The moderation will categorize it and rate it on quality and then users can choose what kinds of content (and of what quality threshold) they want. We do this to a large degree today with WindowBlinds and our other non-game stuff.
What about diplomacy? will you try to improve the achivements of GalCiv on that? Will you be able to be influential to other civilizations, develop trade routes or work in resources?
We plan to overhaul the diplomacy engine we had in GalCiv so that there's a lot more options in Elemental. The beta testers will have a lot of influence on this part.
What type of players are you looking the most for the beta process? 4x experienced players? people who played MoM and AoW:SW? What is the type of things you need more intensive testing?
People who would buy this type of game.
Brad - will there be any way to quick-resolve combat? Playing out tactical combat is fun when the sides are at all matched, but it's just a drag on my patience when you're going to steamroll the other side or whatever. And sometimes you just want to get combat over with because you're focusing on the bigger picture or a "technology win" or something.
Totally. There's instant-resolve (i.e. two armies meet, one dies), there's auto-resolve where the game zooms in and shows a tactical battle but it's all handled by the AI (ala GalCiv II fleet battles) and then there's full tactical battles where both sides play.

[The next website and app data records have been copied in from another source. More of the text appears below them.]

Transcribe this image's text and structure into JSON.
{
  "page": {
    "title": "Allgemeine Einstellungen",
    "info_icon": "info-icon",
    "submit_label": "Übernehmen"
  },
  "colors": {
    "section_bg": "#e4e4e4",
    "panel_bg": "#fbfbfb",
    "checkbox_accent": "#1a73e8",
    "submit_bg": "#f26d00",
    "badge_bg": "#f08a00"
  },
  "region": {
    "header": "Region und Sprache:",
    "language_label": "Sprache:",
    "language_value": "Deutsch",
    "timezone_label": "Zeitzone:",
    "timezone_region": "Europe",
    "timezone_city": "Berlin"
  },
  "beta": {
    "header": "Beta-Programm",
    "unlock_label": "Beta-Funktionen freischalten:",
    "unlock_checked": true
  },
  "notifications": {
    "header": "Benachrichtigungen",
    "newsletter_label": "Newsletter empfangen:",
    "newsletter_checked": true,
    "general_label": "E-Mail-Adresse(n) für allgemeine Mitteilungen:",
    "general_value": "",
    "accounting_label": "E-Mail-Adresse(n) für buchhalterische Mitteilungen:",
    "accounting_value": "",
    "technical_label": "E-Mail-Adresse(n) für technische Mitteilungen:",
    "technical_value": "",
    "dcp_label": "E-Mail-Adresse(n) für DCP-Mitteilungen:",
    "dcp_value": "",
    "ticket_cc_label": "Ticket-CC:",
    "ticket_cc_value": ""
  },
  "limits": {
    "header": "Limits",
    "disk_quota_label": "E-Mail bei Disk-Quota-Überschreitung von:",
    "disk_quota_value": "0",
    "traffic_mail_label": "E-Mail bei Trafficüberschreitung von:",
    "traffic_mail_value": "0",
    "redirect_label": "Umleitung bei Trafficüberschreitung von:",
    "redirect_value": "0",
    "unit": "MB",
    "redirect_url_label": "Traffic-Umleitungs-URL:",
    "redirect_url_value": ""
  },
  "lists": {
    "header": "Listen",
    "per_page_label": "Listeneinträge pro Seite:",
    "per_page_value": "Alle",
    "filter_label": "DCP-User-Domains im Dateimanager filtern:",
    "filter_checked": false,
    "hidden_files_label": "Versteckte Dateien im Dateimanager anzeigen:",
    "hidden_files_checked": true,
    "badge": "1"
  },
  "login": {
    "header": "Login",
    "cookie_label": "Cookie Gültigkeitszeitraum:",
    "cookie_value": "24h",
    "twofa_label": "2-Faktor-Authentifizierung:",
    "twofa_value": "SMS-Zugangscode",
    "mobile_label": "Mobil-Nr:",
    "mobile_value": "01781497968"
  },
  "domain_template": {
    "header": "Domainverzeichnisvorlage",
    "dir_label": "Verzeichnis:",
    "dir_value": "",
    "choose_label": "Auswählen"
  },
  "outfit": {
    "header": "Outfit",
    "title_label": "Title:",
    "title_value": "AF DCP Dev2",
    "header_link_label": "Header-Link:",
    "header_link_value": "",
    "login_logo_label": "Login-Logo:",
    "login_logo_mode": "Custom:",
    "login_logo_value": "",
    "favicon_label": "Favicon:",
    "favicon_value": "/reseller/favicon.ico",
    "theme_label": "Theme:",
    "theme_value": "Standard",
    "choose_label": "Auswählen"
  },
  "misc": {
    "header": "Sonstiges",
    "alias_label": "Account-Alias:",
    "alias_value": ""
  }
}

One thing I should mention about the tactical battles that isn't clear in the screenshots is that they're continuous turns. They're not like HOMM. The player tells where they want their units and uses the space bar to pause the action to give new directions. That way, we can get much more interesting battles.
What's your combat system going to be built around? Master of Magic-style tactical combat, or Civilization-style randomized abstraction? Or will both be options?
It's tactical but it can be made to play like Civ if you have instant-resolve enabled.
I will likely play with auto-resolve as I'm not a huge fan of playing out tactical battles but I enjoy seeing the carnage.
If anyone has ever seen Fellowship of the Ring where Sauron is whacking out tons of elves and men around, that's the look we're going for.
Though, in Elemental, the creatures are much more powerful than a lone Maiar up agonst a bunch of punks. Dragons in Elemental are incredibly powerful and each of the channelers are equivalent (by late game) to Valar. Enough Tolkien geedkom.
The few available screenshots look great. Hopefully we'll get a look at the spells soon.
The spells are going to be intentionally de-balancing in late game. I.e. by late game, you'll be able to do Populous level damage to the world. A lot of the reason we had to create a new engine was because we needed one where the world could be truly wrecked.
64-bit native edition?
Exactly how large a world are we talking here, Brad?
Yea, certainly most people will be playing it 32-bit but the 64-bit version lets us have much larger maps because we aren't fighting with the 2 gig limit of 32-bit.
We've had a number of years to think about the game mechanics and learn from GalCiv. What we want is a game where the "winner" isn't decided early on with the rest being just mopping up.
The key to that is to have distinct paths to victory that are truly unique (far more so than in GalCiv) that are action-driven (and by action I mean the player is doing "stuff" on the map and not just making treaties or whatever).
By doing that, you can then open the way to have extremely large maps in which players are viable for a long period of time with different paths to victory.